Webinar: investing in agri-food tech & building resilient food systems

Last Thursday, July 2nd we added another edition to our series of international webinars as we delved into the power of agtech investment to building a more resilient food system amid the covid crisis. In our latest offering with partners Eatable Adventures “Investing in Agri-Food Tech: Building Resilient Food Systems” we were joined by some of the agtech industry´s biggest experts including Anne Greven, Global Head of F&A Startup Innovation at Rabobank, John Friedman, Director of AgFunder Asia & our very own José Luis Cabañero, CEO of Eatable Adventures, who offered their insights into the keys behind investing in agtech, the main drivers of change and which companies are currently leading this new agricultural revolution.

As the covid crisis affects every part of the food industry, investor and entrepreneur mindsets are changing and the pandemic has uncovered a fragile and overly traditional food supply chain that begs for change. Agtech offers new power and possibilities to leverage disruptive solutions. In 2019 startups raised approximately 20 billion worth of investment as they develop new solutions towards redesigning a more active supply system across the industry including in blockchain, automation and robotics. 

Here are the key takeaways from the webinar in case you missed it:
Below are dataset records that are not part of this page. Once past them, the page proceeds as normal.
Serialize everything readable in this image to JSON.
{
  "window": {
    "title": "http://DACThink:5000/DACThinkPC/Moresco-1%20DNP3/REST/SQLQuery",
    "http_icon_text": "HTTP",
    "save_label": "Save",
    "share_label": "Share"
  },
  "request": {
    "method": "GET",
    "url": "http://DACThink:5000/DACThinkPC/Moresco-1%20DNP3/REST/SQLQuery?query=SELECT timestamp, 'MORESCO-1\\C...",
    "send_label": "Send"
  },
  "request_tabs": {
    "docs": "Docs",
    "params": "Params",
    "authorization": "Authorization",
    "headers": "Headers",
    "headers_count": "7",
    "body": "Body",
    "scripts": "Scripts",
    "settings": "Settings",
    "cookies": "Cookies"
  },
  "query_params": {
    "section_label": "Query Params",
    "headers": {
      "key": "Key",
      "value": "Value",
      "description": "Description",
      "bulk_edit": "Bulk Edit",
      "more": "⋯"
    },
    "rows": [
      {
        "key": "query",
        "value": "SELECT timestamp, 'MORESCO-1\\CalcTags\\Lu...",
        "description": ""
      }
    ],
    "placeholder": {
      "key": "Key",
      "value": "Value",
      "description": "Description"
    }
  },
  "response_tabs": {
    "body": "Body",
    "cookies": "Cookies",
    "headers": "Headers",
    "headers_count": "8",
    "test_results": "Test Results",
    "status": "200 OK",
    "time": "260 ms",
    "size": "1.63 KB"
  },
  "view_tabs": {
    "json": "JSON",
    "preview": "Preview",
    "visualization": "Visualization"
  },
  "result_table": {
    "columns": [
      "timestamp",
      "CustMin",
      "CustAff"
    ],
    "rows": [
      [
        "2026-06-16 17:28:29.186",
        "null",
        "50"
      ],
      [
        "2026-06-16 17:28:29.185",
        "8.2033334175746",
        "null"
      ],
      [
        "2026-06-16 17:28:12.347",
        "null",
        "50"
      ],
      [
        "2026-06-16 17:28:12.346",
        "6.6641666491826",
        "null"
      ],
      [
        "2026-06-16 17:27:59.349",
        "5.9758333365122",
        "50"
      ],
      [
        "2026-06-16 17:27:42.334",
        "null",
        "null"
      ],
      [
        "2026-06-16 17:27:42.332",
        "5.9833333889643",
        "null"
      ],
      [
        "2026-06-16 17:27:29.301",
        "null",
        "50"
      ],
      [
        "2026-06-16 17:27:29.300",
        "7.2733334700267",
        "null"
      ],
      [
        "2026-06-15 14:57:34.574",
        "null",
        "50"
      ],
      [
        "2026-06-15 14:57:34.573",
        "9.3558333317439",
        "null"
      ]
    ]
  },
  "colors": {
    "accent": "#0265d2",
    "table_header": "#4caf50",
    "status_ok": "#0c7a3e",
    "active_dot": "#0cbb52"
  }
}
The main drivers of agtech
– in 2015, agrifood only made up 5% of VC funding, which is minuscule if you consider the industry employs 40% of the worlds population.

– the main challenges we face as a food supply chain are population growth, climate change and changing consumption patterns.

– there has been a spike in agtech players entering the market, especially those that offer more sustainable practices that are kinder to our planet. For example, plant-based leader Beyond Meat garnered attention when they went public, which is when many other startups realized the agtech space was worth investing it.

– a big driver of change has been the covid crisis as it uncovered a stressed-out supply chain begging for change.

– its not only startups and corps who are interested in the space, governments and universities are also showing their support for increased agrifood investment.

– for small countries like Singapore (that relies on 90% of food importation to feed its population) covid has realized a need for increased domestic food production.

How agritech innovation is adding value to more traditional farming and agricultural practices 
– agritech innovation has created greater efficiencies for farms and offers more margins for farmers.

– the farmer must come first; community farmer apps are a prime example which puts the power back into the farmers hands and cuts out the middle man.

– the technology innovations securing the most funding are those that are low tech but high impact. 

How they compare in terms of profitability, complexity and availability of quality deal flow to other areas in foodtech

– the agrifood space is implementing more technology year after year and the return is similar, if not bigger, than that of other areas in foodtech.

– as more technology is being implemented, people are realizing that the greater the tech advancement, the greater the return for the investor.

– Europe and LATAM have been the main leaders of entrepreneurship and innovation, and South East Asia definitely needs to catch up.

– we can expect the continued implementation of simple but high impact technology with small holder farmers at the forefront across the globe and increased investment for startups that offer disruptive agtech solutions.

The most relevant and promising areas worth investing in
carbon trading soil is garnering increasingly more interest as investors look for sustainable solutions that reduce carbon emissions.

– anything that offers greater efficiency to the farmer as a general goal can expect investment, as well as those that give back dollar to the farmer.

– predictive analytics has always been a growing area, but increasingly so as data sources are getting bigger and predictive measures more advanced.

– many startups have already designed solutions using AI and predictive analytics, including simple solutions like phone apps where farmers can download data including crop performance.

Check out the full video here:

Share this post

Login now.